The best dietary source of omega 3's is probably fish. However, a much publicized risk of regular fish ingestion lies in the potential for heavy metal poisoning by the accumulation of toxic elements in the gut - notably mercury, lead, nickel and arsenic. However, a 2004 study by the FDA has indicated that, of the 44 popular commercial fish oils tested, all passed contaminant safety standards. Thus it is recommended that health conscious individuals get their omega 3's this way - by mixing fish oil into their foods, or taking gel supplement capsules. Omega 3 supplementation has turned into a food marketing trend, with many companies selling everything from fortified yoghurts and juices to milk, eggs and pasta. Flax seeds, which produce linseed oil, also have a very high omega 3 content, and are probably the most widely available botanical source of omega 3. Other sources include chia, kiwifruit, perilla , lingonberry, butternut, black raspberry, broccoli and strawberries. The best and easiest way to obtain this is by taking exceptionally pure, cold processed oils in whole food supplements.

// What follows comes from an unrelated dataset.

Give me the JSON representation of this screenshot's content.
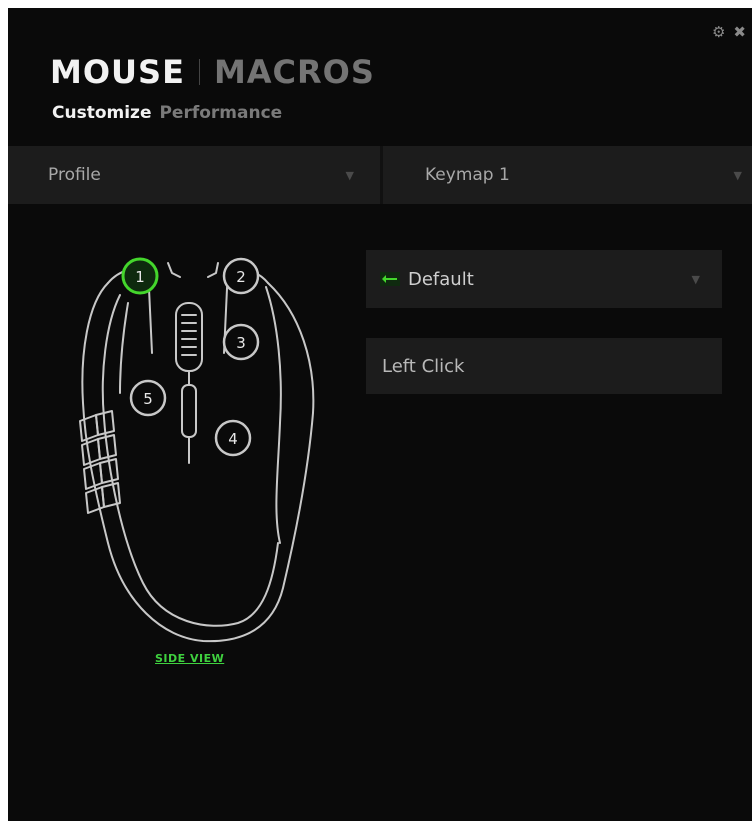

These plant secondary metabolites are best known for their antioxidant activity. This impression may be a little inaccurate. The massive increase in the antioxidant capacity of the blood after the consumption of flavonoid-rich foods is most probably due to increased levels of uric acid. In essence, the body sees flavonoids as foreign, invading compounds, and does its best to eliminate them. This induces the activity of Phase II enzymes, which help to eliminate carcinogens. Cancer researchers at UCLA found that people who eat foods containing certain flavonoids appear to be virtually immune to lung cancer. The best among these appear to be strawberries, green and black teas, Brussels sprouts, apples, beans and onions, parsley, pulses, red wine, and gingko biloba. Evidently, only small quantities of such flavonoids is required to see the desired effects, an overindulgence can reverse them into negative territory. Other applications of flavonoids includes the treatment of easy bruising, hemorrhoids and varicose veins.